Data for processing section start

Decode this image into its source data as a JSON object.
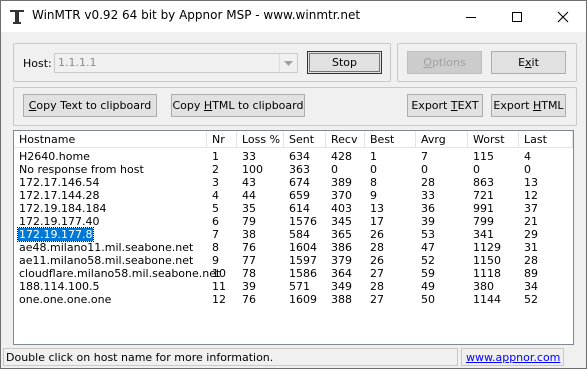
{
  "window": {
    "title": "WinMTR v0.92 64 bit by Appnor MSP - www.winmtr.net"
  },
  "host": {
    "label": "Host:",
    "value": "1.1.1.1"
  },
  "buttons": {
    "stop": "Stop",
    "options": "Options",
    "exit": "Exit",
    "copy_text": "Copy Text to clipboard",
    "copy_html": "Copy HTML to clipboard",
    "export_text": "Export TEXT",
    "export_html": "Export HTML"
  },
  "table": {
    "columns": [
      "Hostname",
      "Nr",
      "Loss %",
      "Sent",
      "Recv",
      "Best",
      "Avrg",
      "Worst",
      "Last"
    ],
    "rows": [
      [
        "H2640.home",
        "1",
        "33",
        "634",
        "428",
        "1",
        "7",
        "115",
        "4"
      ],
      [
        "No response from host",
        "2",
        "100",
        "363",
        "0",
        "0",
        "0",
        "0",
        "0"
      ],
      [
        "172.17.146.54",
        "3",
        "43",
        "674",
        "389",
        "8",
        "28",
        "863",
        "13"
      ],
      [
        "172.17.144.28",
        "4",
        "44",
        "659",
        "370",
        "9",
        "33",
        "721",
        "12"
      ],
      [
        "172.19.184.184",
        "5",
        "35",
        "614",
        "403",
        "13",
        "36",
        "991",
        "37"
      ],
      [
        "172.19.177.40",
        "6",
        "79",
        "1576",
        "345",
        "17",
        "39",
        "799",
        "21"
      ],
      [
        "172.19.177.8",
        "7",
        "38",
        "584",
        "365",
        "26",
        "53",
        "341",
        "29"
      ],
      [
        "ae48.milano11.mil.seabone.net",
        "8",
        "76",
        "1604",
        "386",
        "28",
        "47",
        "1129",
        "31"
      ],
      [
        "ae11.milano58.mil.seabone.net",
        "9",
        "77",
        "1597",
        "379",
        "26",
        "52",
        "1150",
        "28"
      ],
      [
        "cloudflare.milano58.mil.seabone.net",
        "10",
        "78",
        "1586",
        "364",
        "27",
        "59",
        "1118",
        "89"
      ],
      [
        "188.114.100.5",
        "11",
        "39",
        "571",
        "349",
        "28",
        "49",
        "380",
        "34"
      ],
      [
        "one.one.one.one",
        "12",
        "76",
        "1609",
        "388",
        "27",
        "50",
        "1144",
        "52"
      ]
    ],
    "selected_row": 6
  },
  "status": {
    "message": "Double click on host name for more information.",
    "link": "www.appnor.com"
  },
  "colors": {
    "selection": "#0078d7",
    "link": "#0000ff"
  }
}
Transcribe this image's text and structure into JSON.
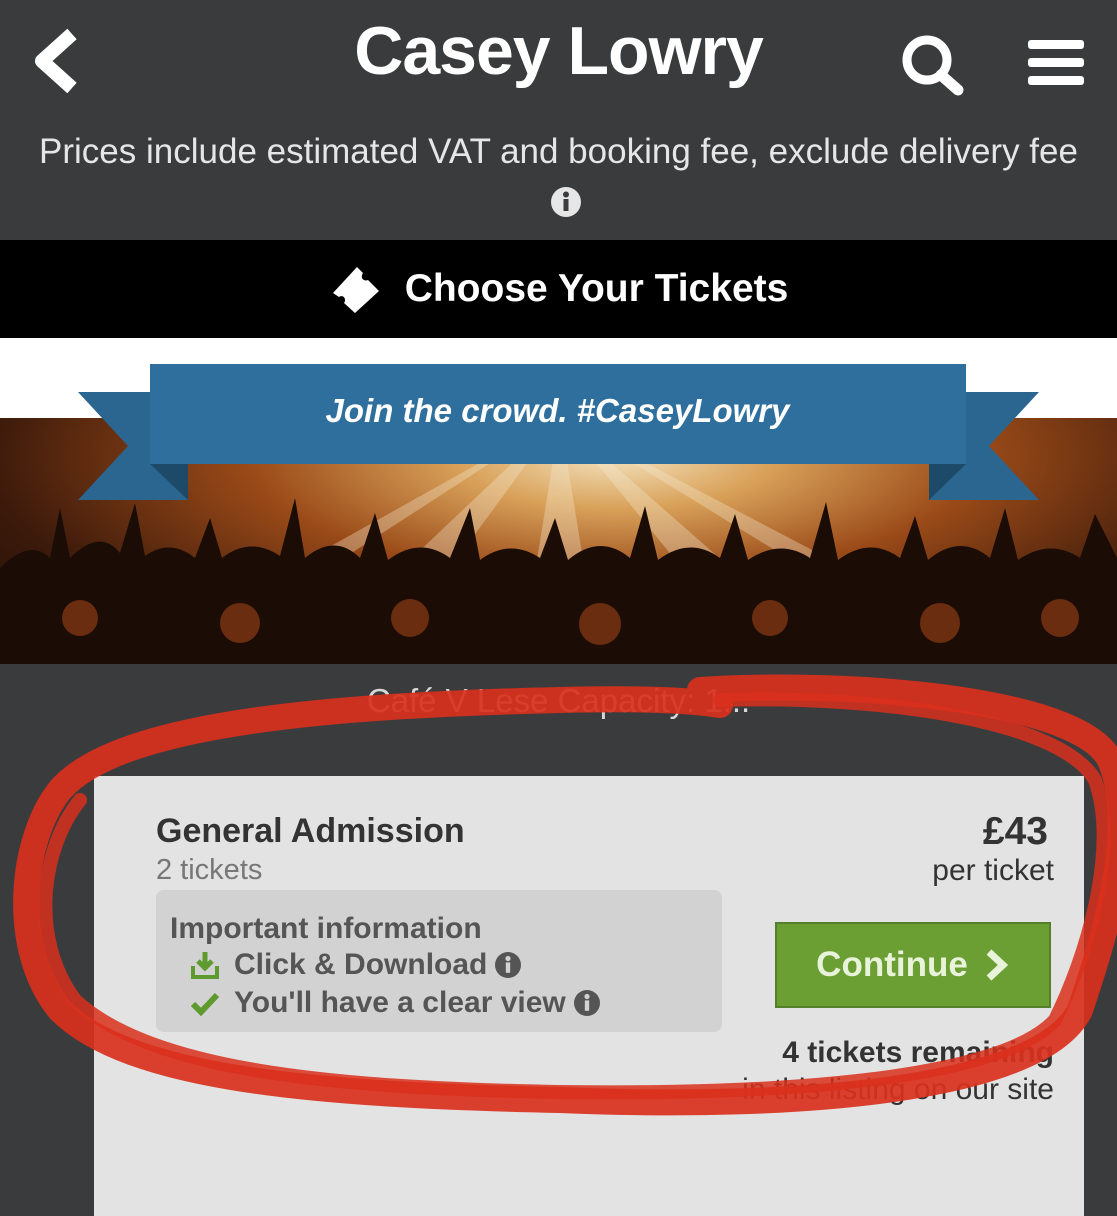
{
  "header": {
    "title": "Casey Lowry",
    "notice": "Prices include estimated VAT and booking fee, exclude delivery fee"
  },
  "choose": {
    "label": "Choose Your Tickets"
  },
  "banner": {
    "text": "Join the crowd. #CaseyLowry"
  },
  "venue": {
    "text": "Café V Lese Capacity: 1..."
  },
  "listing": {
    "name": "General Admission",
    "quantity": "2 tickets",
    "price": "£43",
    "price_unit": "per ticket",
    "info_title": "Important information",
    "features": [
      "Click & Download",
      "You'll have a clear view"
    ],
    "button_label": "Continue",
    "remaining_bold": "4 tickets remaining",
    "remaining_rest": "in this listing on our site"
  },
  "colors": {
    "accent_green": "#6b9e33",
    "banner_blue": "#2f6f9d",
    "annotation_red": "#d9301c"
  }
}
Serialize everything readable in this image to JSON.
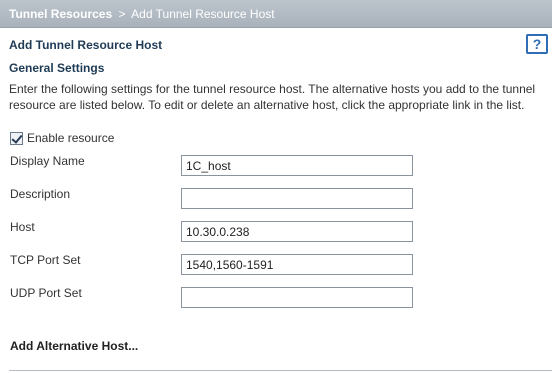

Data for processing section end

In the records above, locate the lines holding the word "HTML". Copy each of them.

    "copy_html": "Copy HTML to clipboard",
    "export_html": "Export HTML"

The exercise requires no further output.